## The task
The answer must consist of every line in the records that contains the word "Lden".

■ ■ ■

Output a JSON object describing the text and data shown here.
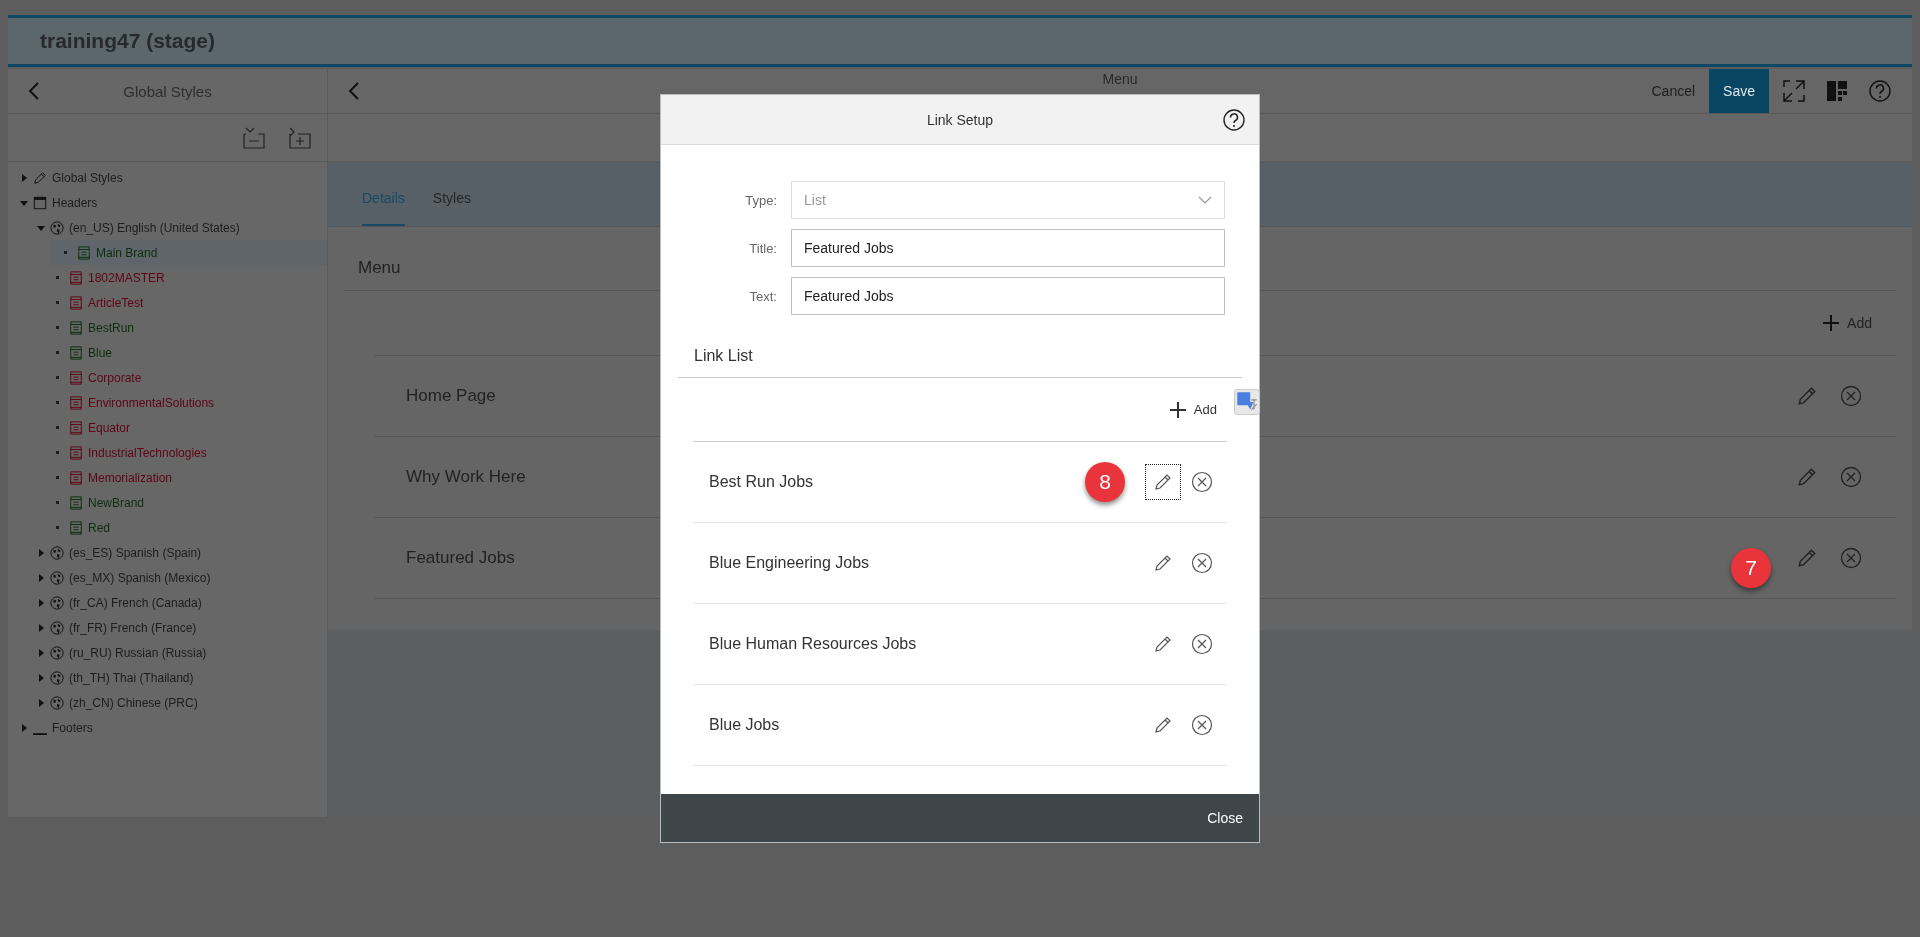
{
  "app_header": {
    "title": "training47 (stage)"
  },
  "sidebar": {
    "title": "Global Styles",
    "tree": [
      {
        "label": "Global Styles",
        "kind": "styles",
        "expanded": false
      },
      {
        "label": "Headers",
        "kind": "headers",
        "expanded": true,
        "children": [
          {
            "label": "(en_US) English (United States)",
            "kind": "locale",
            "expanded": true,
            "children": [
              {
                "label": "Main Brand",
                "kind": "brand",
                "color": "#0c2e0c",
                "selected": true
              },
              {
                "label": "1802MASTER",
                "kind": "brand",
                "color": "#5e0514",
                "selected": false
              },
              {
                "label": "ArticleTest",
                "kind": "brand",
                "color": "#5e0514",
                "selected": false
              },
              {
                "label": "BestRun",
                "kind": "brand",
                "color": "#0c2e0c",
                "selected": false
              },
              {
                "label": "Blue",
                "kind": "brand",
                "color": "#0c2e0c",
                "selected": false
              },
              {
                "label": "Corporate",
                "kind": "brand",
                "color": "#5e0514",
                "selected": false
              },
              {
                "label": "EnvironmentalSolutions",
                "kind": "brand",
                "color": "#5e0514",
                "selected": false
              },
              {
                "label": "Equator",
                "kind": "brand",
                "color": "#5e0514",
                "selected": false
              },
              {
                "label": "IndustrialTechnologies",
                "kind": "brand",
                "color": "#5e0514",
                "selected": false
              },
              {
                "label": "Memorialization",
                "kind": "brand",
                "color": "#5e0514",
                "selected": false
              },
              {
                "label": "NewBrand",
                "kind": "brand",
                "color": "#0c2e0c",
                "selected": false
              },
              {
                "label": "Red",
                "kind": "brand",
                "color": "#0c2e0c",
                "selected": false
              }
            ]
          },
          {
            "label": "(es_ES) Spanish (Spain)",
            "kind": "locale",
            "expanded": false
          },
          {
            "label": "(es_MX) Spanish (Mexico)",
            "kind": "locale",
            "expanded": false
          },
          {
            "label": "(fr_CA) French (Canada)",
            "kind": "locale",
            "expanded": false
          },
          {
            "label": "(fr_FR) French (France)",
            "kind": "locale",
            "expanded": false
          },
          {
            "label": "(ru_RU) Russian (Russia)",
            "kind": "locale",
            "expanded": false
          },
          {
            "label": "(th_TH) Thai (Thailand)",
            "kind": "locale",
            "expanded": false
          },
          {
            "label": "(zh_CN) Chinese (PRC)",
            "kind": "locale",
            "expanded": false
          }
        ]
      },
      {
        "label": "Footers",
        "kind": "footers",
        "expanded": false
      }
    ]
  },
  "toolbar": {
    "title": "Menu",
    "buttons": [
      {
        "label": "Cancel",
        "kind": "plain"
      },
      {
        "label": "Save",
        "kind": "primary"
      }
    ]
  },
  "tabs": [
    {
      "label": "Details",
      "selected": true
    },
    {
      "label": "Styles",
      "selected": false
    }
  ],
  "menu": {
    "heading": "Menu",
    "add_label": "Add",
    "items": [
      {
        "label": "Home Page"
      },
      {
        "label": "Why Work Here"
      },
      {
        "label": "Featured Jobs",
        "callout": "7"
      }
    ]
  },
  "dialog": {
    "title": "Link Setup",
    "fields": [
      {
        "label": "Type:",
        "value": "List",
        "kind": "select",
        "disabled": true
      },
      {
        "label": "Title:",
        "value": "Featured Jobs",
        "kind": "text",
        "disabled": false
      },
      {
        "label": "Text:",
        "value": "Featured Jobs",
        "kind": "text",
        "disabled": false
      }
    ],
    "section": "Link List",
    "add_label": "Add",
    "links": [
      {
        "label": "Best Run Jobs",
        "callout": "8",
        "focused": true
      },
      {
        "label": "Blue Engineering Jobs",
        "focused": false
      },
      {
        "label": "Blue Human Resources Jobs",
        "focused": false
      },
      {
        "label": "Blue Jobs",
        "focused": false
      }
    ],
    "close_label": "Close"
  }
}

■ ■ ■

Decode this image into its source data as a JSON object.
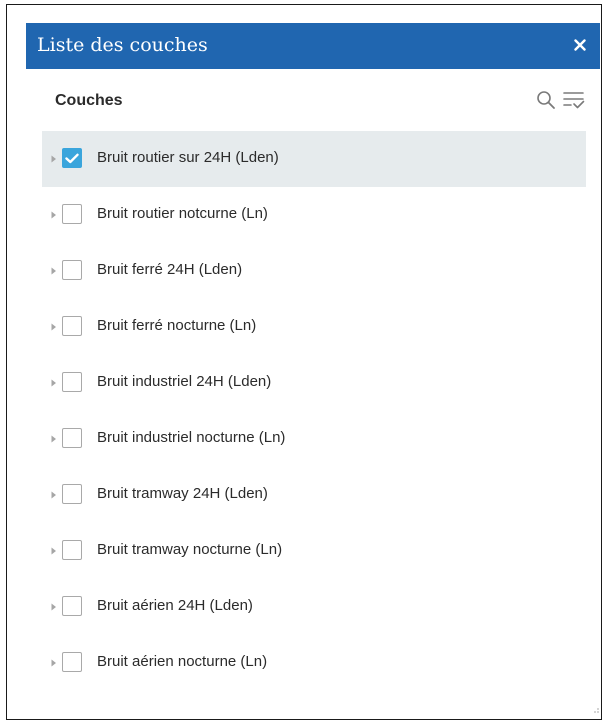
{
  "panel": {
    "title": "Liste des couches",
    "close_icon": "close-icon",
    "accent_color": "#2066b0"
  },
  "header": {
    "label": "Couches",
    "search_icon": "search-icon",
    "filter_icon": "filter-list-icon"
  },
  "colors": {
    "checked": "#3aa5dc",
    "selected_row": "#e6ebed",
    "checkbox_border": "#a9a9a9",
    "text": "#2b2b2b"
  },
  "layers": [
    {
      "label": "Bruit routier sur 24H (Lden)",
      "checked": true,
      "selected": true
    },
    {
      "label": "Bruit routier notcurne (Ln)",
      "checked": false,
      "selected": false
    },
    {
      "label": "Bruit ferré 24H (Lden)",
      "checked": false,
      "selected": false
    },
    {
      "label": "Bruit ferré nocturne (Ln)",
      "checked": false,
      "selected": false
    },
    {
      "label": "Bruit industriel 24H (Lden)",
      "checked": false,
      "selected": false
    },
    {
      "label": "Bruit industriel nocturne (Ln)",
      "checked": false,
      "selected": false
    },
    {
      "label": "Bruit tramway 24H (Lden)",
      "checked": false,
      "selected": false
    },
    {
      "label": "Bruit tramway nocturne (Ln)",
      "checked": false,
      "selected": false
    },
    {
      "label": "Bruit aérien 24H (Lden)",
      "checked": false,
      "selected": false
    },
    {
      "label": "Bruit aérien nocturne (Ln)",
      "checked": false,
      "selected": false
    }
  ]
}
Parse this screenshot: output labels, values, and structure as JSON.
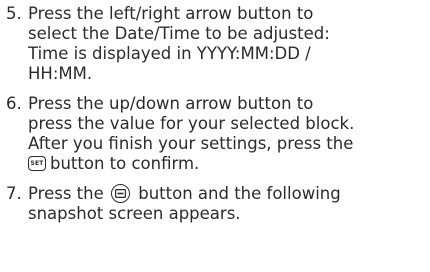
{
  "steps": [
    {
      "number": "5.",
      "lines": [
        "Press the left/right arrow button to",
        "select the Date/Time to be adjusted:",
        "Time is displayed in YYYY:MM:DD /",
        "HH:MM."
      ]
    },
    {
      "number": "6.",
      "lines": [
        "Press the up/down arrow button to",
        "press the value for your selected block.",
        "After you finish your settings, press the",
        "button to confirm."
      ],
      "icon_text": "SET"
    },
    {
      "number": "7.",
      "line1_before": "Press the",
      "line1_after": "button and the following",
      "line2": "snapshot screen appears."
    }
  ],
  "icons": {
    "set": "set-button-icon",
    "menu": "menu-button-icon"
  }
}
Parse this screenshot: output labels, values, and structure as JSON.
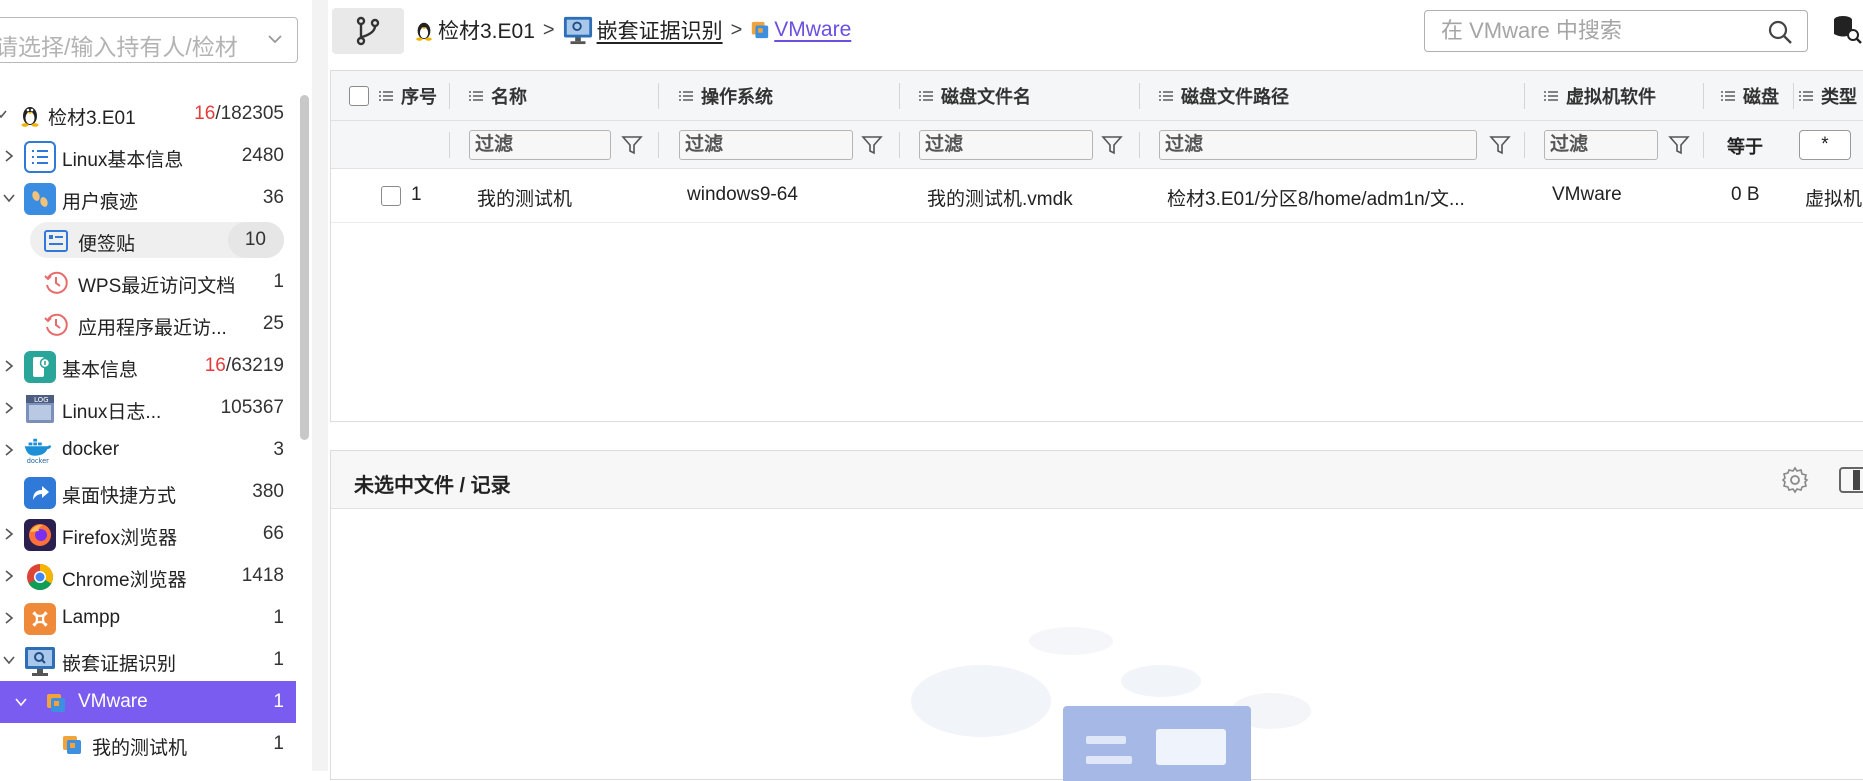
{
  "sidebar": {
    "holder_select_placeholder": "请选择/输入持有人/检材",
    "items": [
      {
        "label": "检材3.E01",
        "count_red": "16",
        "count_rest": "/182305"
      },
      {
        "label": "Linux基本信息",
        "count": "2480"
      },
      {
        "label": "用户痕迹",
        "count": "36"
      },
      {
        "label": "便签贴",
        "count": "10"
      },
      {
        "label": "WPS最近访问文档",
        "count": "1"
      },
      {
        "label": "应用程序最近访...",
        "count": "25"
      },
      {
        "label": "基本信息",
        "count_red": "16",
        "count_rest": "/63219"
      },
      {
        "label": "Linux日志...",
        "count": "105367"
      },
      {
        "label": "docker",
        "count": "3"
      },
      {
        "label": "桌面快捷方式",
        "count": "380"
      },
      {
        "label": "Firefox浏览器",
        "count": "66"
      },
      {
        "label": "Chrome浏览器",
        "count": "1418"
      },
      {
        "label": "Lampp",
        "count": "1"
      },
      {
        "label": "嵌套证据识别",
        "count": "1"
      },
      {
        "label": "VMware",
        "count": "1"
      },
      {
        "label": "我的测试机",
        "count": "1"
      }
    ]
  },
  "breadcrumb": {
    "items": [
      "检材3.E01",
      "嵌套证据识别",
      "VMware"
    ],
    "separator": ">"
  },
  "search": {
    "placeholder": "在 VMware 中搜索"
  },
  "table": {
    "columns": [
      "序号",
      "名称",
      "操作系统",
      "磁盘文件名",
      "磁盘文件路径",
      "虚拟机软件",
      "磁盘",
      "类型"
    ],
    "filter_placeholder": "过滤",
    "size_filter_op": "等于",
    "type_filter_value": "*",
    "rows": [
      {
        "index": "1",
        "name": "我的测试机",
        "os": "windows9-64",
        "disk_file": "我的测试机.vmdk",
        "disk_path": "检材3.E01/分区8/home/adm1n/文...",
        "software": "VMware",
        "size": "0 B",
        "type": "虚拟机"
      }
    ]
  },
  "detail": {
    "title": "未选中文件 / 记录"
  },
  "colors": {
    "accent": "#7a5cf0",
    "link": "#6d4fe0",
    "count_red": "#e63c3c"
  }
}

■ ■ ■

## Result
      "label": "Bruit routier sur 24H (Lden)",
      "label": "Bruit ferré 24H (Lden)",
      "label": "Bruit industriel 24H (Lden)",
      "label": "Bruit tramway 24H (Lden)",
      "label": "Bruit aérien 24H (Lden)",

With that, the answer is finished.